In 1972 I went to school at Lakewood High, near Hebron, Ohio. I was in the tenth grade. It was a mostly rural, tight-knit community, and our family had moved there only a few years previously. I was still an “outsider.” This was not helped by the fact that I was overweight, didn’t particularly like sports, either playing them or watching them, and tended to read a lot of science fiction. Even worse, I played chess at lunch periods and home-room with a couple of the other semi-pariahs.
Gym class was the bane of my existence at that time. If I could manufacture an excuse to get out of it, I did. I hated Phys. Ed. to the extent that the previous year, when I’d broken a bone in my foot in an accident playing basketball, I was sorry to get the cast off because that meant I’d have to attend gym class again.
Phys. Ed. was usually some semi-organized sport of some kind: football in the fall, basketball or volley ball in the winter and spring, for example.
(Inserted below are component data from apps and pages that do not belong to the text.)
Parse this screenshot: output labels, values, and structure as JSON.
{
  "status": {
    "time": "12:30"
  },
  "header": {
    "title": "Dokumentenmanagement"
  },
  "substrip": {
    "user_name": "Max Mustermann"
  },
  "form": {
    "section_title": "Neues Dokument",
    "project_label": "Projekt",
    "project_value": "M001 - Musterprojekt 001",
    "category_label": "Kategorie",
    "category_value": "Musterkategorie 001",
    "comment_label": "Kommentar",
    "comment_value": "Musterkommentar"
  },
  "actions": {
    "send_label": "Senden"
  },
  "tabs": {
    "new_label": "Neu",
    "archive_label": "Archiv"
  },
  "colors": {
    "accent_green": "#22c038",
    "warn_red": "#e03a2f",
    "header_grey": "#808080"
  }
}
I did try to participate, I just wasn’t that good at it, and wasn’t terribly motivated to improve.
It’s something of a contradiction, then, that one of my most pleasurable memories of that year at Lakewood High involved a brief, offhand exchange that occurred in gym class during a basketball game.
My assignment for the game was to guard another player on the opposing team, and try to keep him from getting the ball, or scoring with it if he did. This was called, “sticking your man.” Which, I suppose, was a shortening of the phrase, “sticking to (or with) your man.” If I got the ball I was supposed to pass it as soon as possible to one of the more capable players.
The one who was the designated “captain” of our team would call time outs to discuss game strategy every once in a while. I don’t remember his name, but I don’t recall that he was one of the boys on the school’s basketball team. A lower-echelon player, if so. I usually wasn’t addressed in these discussions. One time, however, right at the end of one of these conferences, the captain turned to me and said, “You’re doing a good job of sticking your man.”
I said, “Thanks.”
It’s certainly not my only memory of Lakewood High, but it is one of the clearest, after about forty-five years.
The following summer we moved and I went to Newark (Ohio) High for the remainder of my high school career. I had fulfilled my requirement for P.E. by then, much to my relief, and Newark High had an actual chess team that played tournaments with other schools.
Perhaps ironically, at that point I got interested in exercise in a big way, in the form of bicycling. I never became a bicycle racer, but I did do many club rides and a number of long bicycle tours, and joined the League of American Wheelmen. (Now the League of American Bicyclists.) I lost the excess weight and generally spent more time outside in physical activity. What high school Phys. Ed. couldn’t accomplish, I did myself, in my own way. While I never did gain much interest in basketball, that forgotten P.E. class basketball team captain did show me that it’s possible to feel good about doing something purely physical.